##### DATA #####
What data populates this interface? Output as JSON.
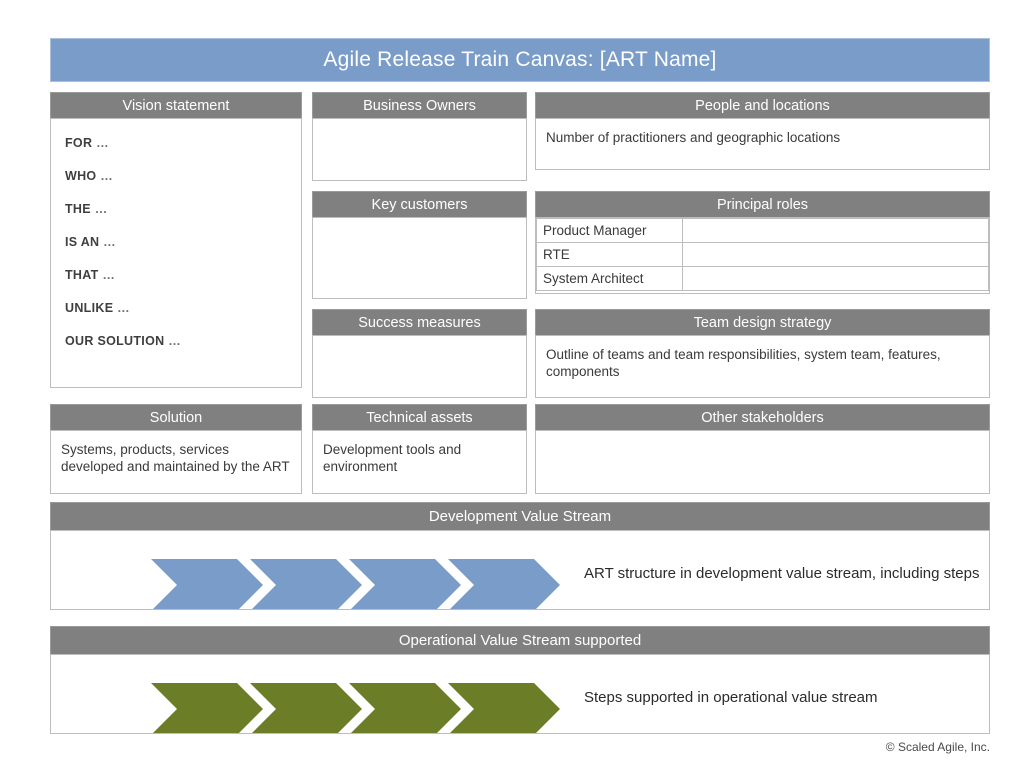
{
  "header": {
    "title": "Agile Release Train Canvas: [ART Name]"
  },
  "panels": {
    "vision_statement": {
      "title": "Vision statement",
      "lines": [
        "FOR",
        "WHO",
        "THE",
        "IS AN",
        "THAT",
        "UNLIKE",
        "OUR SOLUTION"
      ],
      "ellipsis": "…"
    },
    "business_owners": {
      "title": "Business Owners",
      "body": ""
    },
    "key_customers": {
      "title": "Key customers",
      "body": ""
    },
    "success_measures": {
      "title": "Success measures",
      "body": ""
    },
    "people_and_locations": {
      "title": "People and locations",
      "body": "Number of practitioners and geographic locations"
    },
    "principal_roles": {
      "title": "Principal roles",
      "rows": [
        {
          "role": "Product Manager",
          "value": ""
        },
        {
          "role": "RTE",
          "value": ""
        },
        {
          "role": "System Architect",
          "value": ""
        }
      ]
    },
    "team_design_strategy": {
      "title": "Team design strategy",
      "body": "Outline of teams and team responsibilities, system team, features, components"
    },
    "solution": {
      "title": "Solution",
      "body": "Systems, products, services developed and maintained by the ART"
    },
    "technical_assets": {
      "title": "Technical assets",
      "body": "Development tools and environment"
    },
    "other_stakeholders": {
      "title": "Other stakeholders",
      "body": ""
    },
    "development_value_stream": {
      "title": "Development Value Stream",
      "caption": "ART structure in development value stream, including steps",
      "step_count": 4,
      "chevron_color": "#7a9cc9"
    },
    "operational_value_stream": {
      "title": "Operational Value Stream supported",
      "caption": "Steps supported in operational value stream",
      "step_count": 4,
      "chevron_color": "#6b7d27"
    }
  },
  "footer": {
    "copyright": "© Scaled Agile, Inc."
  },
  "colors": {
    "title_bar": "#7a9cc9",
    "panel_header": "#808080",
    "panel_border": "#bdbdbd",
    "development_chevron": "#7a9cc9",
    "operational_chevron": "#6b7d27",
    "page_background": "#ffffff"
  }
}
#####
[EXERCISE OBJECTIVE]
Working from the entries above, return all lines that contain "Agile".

[EXERCISE RESPONSE]
    "title": "Agile Release Train Canvas: [ART Name]"
    "copyright": "© Scaled Agile, Inc."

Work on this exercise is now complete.